• **YOUR OBJECTIVE**: What is the number of lines below that include the string "Find"? Provide that number alone.

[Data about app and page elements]
* * * *

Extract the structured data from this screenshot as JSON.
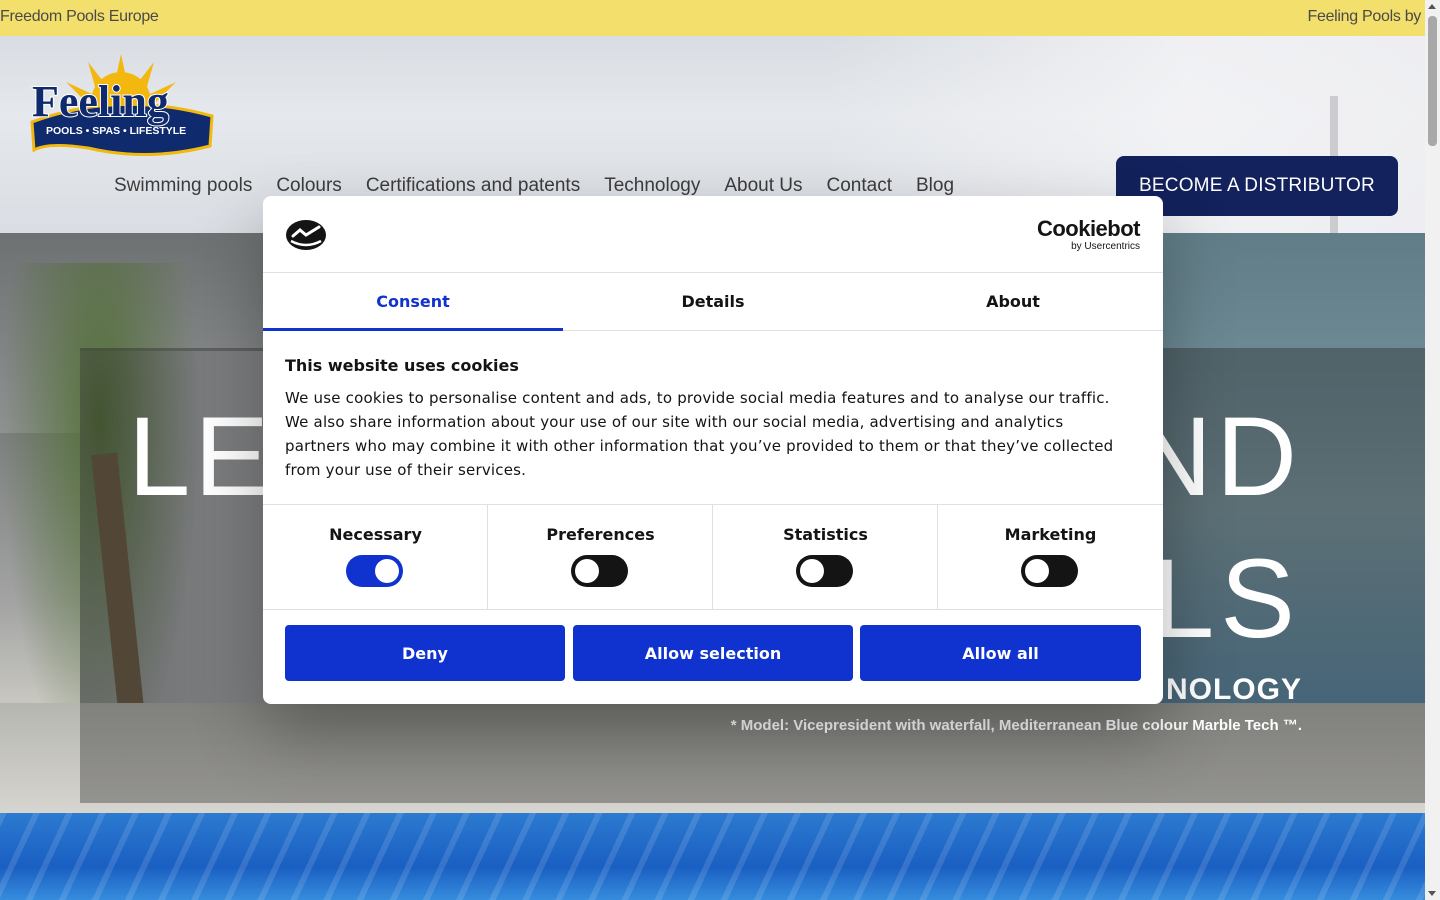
{
  "topbar": {
    "left_text": "Freedom Pools Europe",
    "right_text": "Feeling Pools by"
  },
  "logo": {
    "word": "Feeling",
    "tagline": "POOLS • SPAS • LIFESTYLE"
  },
  "nav": {
    "items": [
      "Swimming pools",
      "Colours",
      "Certifications and patents",
      "Technology",
      "About Us",
      "Contact",
      "Blog"
    ],
    "cta": "BECOME A DISTRIBUTOR"
  },
  "hero": {
    "line1_left": "LE",
    "line1_right": "ND",
    "line2_right": "LS",
    "subtitle": "NOLOGY",
    "caption": "* Model: Vicepresident with waterfall, Mediterranean Blue colour Marble Tech ™."
  },
  "cookie_dialog": {
    "brand_name": "Cookiebot",
    "brand_sub": "by Usercentrics",
    "tabs": [
      "Consent",
      "Details",
      "About"
    ],
    "title": "This website uses cookies",
    "text": "We use cookies to personalise content and ads, to provide social media features and to analyse our traffic. We also share information about your use of our site with our social media, advertising and analytics partners who may combine it with other information that you’ve provided to them or that they’ve collected from your use of their services.",
    "categories": [
      {
        "label": "Necessary",
        "on": true
      },
      {
        "label": "Preferences",
        "on": false
      },
      {
        "label": "Statistics",
        "on": false
      },
      {
        "label": "Marketing",
        "on": false
      }
    ],
    "buttons": {
      "deny": "Deny",
      "selection": "Allow selection",
      "all": "Allow all"
    }
  },
  "colors": {
    "accent": "#1032cf",
    "navy": "#13215c",
    "banner": "#f3df6c"
  }
}
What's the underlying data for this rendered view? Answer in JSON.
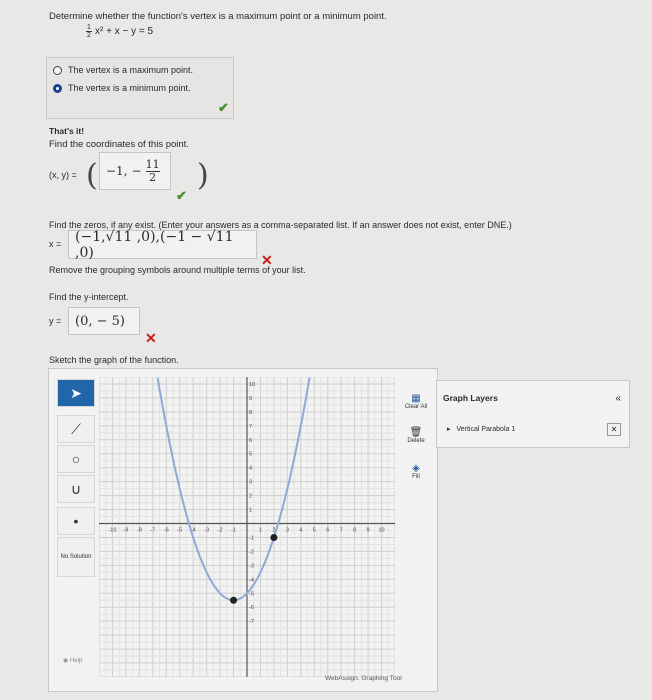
{
  "prompt": "Determine whether the function's vertex is a maximum point or a minimum point.",
  "equation": {
    "frac_num": "1",
    "frac_den": "2",
    "rest": "x² + x − y = 5"
  },
  "choices": [
    {
      "label": "The vertex is a maximum point.",
      "selected": false
    },
    {
      "label": "The vertex is a minimum point.",
      "selected": true
    }
  ],
  "feedback_correct": "That's it!",
  "vertex_question": "Find the coordinates of this point.",
  "vertex_label": "(x, y) =",
  "vertex_answer": {
    "x": "−1,",
    "frac_num": "11",
    "frac_den": "2",
    "minus": "−"
  },
  "zeros_question": "Find the zeros, if any exist. (Enter your answers as a comma-separated list. If an answer does not exist, enter DNE.)",
  "zeros_label": "x =",
  "zeros_answer": "(−1,√11 ,0),(−1 − √11 ,0)",
  "zeros_feedback": "Remove the grouping symbols around multiple terms of your list.",
  "yint_question": "Find the y-intercept.",
  "yint_label": "y =",
  "yint_answer": "(0, − 5)",
  "sketch_prompt": "Sketch the graph of the function.",
  "graph_tool": {
    "tools": [
      "pointer-icon",
      "line-icon",
      "circle-icon",
      "parabola-icon",
      "point-icon",
      "no-solution"
    ],
    "no_solution_label": "No Solution",
    "help_label": "Help",
    "clear_label": "Clear All",
    "delete_label": "Delete",
    "fill_label": "Fill",
    "brand": "WebAssign. Graphing Tool",
    "x_ticks": [
      "-10",
      "-9",
      "-8",
      "-7",
      "-6",
      "-5",
      "-4",
      "-3",
      "-2",
      "-1",
      "1",
      "2",
      "3",
      "4",
      "5",
      "6",
      "7",
      "8",
      "9",
      "10"
    ],
    "y_ticks": [
      "10",
      "9",
      "8",
      "7",
      "6",
      "5",
      "4",
      "3",
      "2",
      "1",
      "-1",
      "-2",
      "-3",
      "-4",
      "-5",
      "-6",
      "-7"
    ],
    "vertex_point": [
      -1,
      -5.5
    ],
    "plotted_point": [
      2,
      -1
    ],
    "curve_color": "#8fa9d6",
    "point_color": "#222222"
  },
  "layers": {
    "title": "Graph Layers",
    "collapse": "«",
    "item": "Vertical Parabola 1",
    "bullet": "▸",
    "remove": "✕"
  }
}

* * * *

• **RESPONSE BOX**: 3